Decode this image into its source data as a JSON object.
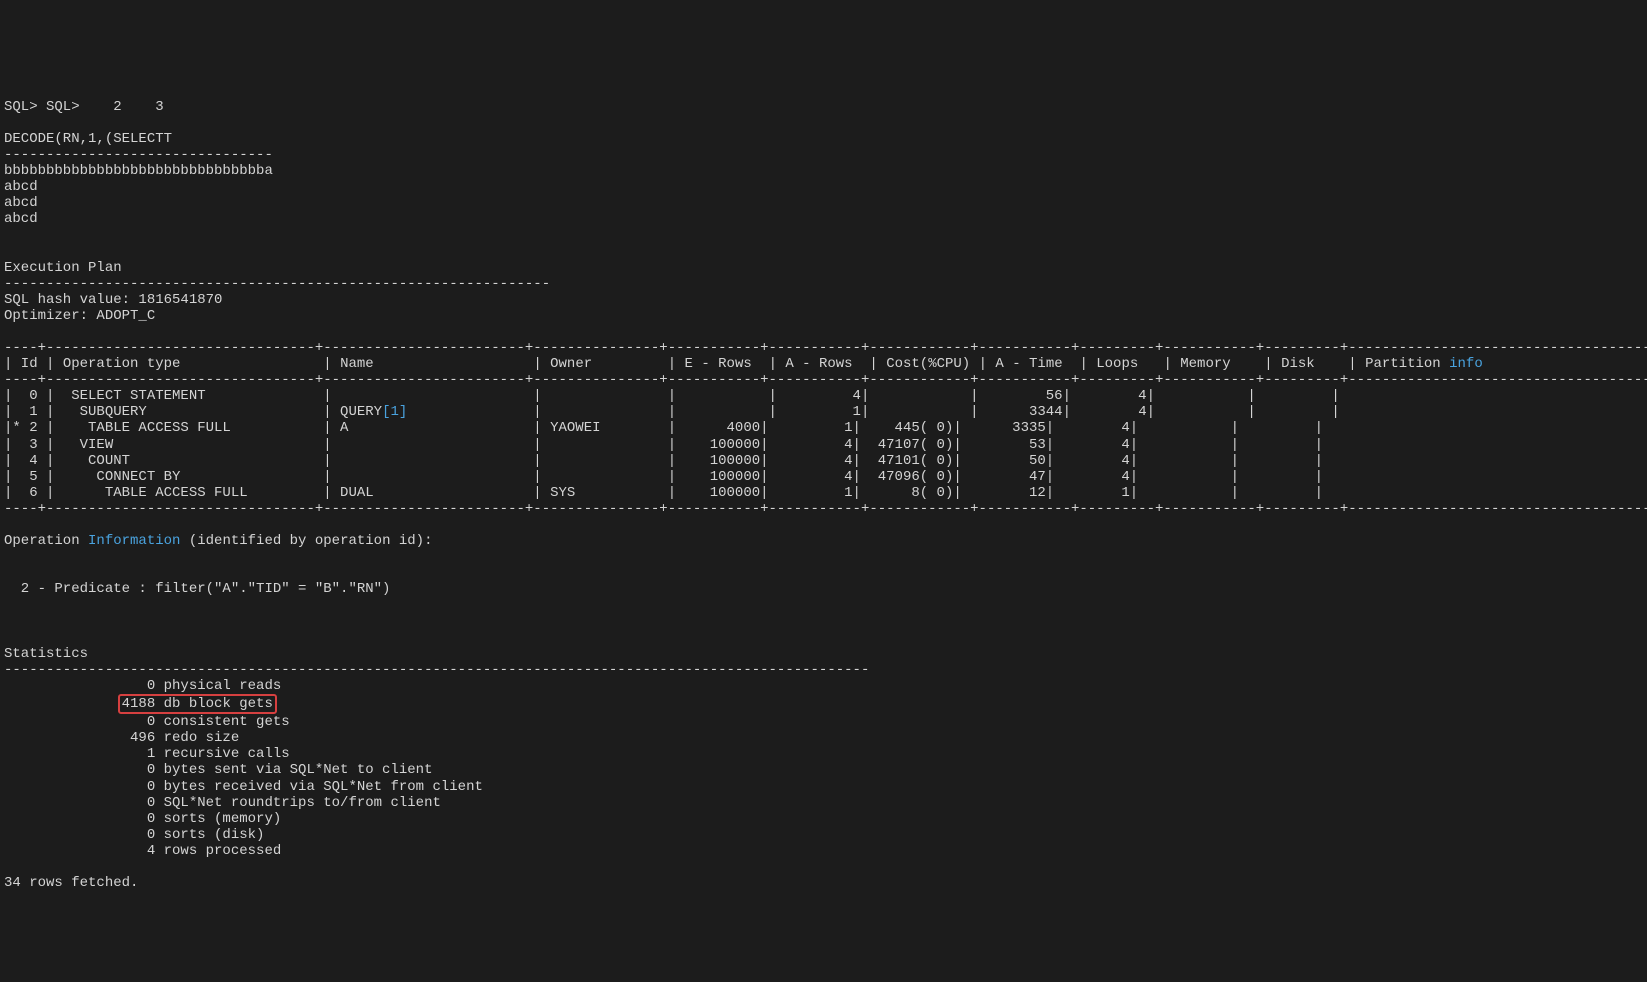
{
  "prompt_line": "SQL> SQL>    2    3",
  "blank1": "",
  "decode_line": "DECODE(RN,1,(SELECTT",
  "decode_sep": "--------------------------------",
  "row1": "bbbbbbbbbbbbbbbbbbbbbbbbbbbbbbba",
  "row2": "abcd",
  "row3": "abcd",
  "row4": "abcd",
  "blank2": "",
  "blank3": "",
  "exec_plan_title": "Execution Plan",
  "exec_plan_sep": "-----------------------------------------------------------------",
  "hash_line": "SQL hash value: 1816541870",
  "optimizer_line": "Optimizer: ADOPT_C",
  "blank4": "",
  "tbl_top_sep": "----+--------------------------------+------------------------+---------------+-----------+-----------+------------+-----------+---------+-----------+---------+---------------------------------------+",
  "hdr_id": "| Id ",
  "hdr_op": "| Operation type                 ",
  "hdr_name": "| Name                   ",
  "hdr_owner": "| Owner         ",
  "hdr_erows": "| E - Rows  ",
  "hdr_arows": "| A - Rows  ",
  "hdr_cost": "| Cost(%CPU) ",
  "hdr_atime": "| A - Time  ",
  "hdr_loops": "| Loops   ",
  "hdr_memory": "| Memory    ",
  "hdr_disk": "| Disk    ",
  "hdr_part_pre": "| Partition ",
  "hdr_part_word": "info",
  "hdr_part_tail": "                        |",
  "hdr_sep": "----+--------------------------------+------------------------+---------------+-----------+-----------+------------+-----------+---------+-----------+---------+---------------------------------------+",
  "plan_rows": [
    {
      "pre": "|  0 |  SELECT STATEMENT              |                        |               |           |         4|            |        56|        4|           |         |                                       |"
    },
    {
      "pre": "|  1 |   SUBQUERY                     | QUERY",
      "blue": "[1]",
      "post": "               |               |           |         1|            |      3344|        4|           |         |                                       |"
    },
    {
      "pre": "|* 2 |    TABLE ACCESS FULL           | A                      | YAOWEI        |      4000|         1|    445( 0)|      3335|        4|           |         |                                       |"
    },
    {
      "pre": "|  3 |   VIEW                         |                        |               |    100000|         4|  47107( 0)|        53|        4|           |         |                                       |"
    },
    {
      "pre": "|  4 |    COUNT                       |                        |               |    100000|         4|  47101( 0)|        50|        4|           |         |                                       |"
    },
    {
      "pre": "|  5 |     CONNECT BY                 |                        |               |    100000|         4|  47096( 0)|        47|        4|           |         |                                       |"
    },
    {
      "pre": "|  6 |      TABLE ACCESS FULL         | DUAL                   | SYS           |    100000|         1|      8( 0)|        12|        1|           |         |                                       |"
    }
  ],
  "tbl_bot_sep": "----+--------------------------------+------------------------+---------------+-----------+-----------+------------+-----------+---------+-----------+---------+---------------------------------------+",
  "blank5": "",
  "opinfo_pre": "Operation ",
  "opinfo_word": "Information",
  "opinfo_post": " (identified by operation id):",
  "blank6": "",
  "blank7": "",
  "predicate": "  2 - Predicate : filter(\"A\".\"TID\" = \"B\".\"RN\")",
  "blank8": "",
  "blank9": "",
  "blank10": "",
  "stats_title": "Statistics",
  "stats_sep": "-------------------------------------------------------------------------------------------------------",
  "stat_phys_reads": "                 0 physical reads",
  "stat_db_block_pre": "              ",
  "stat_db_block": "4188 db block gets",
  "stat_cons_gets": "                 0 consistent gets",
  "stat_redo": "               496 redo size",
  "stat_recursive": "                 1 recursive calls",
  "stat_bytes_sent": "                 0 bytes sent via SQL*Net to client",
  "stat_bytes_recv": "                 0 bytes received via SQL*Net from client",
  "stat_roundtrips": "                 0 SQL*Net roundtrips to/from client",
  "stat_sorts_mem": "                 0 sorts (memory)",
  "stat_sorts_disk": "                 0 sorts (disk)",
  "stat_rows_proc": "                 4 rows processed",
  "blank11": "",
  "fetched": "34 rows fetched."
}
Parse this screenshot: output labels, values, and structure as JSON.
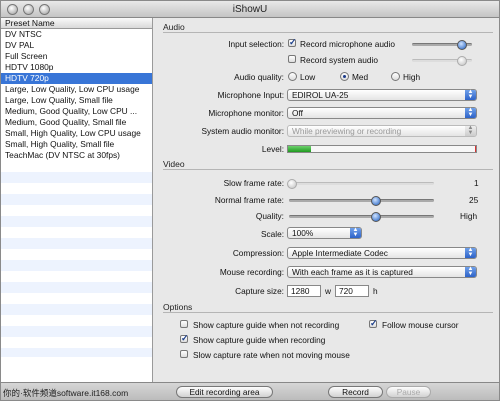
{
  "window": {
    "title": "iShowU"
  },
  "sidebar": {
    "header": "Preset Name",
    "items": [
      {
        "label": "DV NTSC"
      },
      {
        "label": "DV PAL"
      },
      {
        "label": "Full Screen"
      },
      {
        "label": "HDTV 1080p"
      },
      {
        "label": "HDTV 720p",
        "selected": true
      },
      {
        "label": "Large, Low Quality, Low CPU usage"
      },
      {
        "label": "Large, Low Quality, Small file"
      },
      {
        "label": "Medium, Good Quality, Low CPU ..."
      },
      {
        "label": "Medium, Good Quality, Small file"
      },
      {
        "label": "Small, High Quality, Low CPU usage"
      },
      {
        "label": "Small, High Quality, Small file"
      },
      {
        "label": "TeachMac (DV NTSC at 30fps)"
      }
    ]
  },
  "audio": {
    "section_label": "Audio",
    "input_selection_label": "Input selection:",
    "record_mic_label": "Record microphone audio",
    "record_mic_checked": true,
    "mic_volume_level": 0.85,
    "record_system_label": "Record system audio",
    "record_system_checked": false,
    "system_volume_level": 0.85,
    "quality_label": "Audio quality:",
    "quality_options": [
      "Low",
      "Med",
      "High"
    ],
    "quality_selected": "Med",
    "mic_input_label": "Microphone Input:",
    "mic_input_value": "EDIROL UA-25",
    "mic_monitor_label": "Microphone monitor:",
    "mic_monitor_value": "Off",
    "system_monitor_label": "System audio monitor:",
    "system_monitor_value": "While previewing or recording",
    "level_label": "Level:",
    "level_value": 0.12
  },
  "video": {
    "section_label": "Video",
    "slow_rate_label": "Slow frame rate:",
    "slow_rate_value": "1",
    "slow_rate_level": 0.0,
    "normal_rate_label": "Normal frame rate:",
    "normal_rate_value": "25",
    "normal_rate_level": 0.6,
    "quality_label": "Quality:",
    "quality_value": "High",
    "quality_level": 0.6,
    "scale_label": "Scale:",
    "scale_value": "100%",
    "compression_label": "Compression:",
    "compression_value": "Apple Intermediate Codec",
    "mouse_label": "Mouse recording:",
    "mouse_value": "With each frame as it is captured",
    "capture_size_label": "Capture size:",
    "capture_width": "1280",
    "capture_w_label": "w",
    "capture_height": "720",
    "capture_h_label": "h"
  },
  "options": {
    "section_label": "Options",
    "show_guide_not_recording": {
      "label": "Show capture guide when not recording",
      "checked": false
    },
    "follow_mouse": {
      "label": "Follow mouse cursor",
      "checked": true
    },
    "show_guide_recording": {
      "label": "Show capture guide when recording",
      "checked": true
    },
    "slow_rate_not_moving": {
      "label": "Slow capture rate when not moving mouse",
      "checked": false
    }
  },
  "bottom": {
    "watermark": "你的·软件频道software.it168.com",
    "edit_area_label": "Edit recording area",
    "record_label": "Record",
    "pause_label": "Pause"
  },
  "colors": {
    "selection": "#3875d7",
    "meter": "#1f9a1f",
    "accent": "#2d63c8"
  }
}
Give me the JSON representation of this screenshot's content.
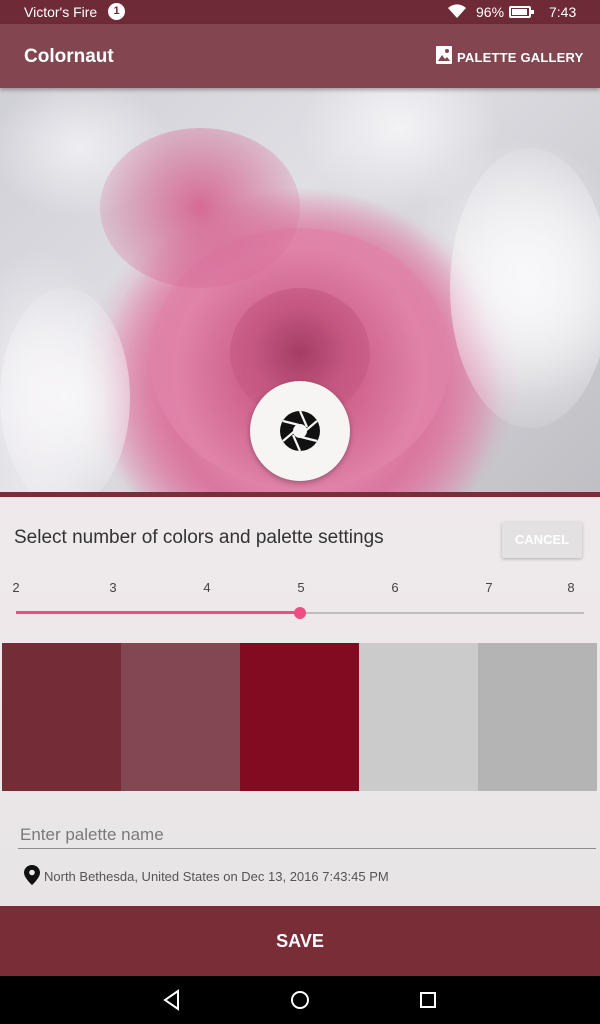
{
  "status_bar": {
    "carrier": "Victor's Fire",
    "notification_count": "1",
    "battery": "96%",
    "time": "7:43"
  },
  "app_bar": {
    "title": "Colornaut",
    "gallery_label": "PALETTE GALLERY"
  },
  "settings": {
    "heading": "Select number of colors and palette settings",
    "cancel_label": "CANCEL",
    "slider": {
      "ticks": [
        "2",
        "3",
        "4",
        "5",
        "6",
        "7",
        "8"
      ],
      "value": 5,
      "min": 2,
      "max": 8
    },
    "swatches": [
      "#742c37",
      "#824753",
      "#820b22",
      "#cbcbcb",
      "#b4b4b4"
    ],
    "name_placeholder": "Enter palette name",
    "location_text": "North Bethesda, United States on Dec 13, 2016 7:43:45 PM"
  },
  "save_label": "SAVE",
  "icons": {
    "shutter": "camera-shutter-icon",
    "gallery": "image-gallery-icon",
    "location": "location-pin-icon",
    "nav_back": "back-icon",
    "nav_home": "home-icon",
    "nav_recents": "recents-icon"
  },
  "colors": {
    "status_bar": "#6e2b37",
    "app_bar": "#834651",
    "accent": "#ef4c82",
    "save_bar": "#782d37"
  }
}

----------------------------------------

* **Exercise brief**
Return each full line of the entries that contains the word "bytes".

* **Solved problem**
  "stat_bytes_sent": "                 0 bytes sent via SQL*Net to client",
  "stat_bytes_recv": "                 0 bytes received via SQL*Net from client",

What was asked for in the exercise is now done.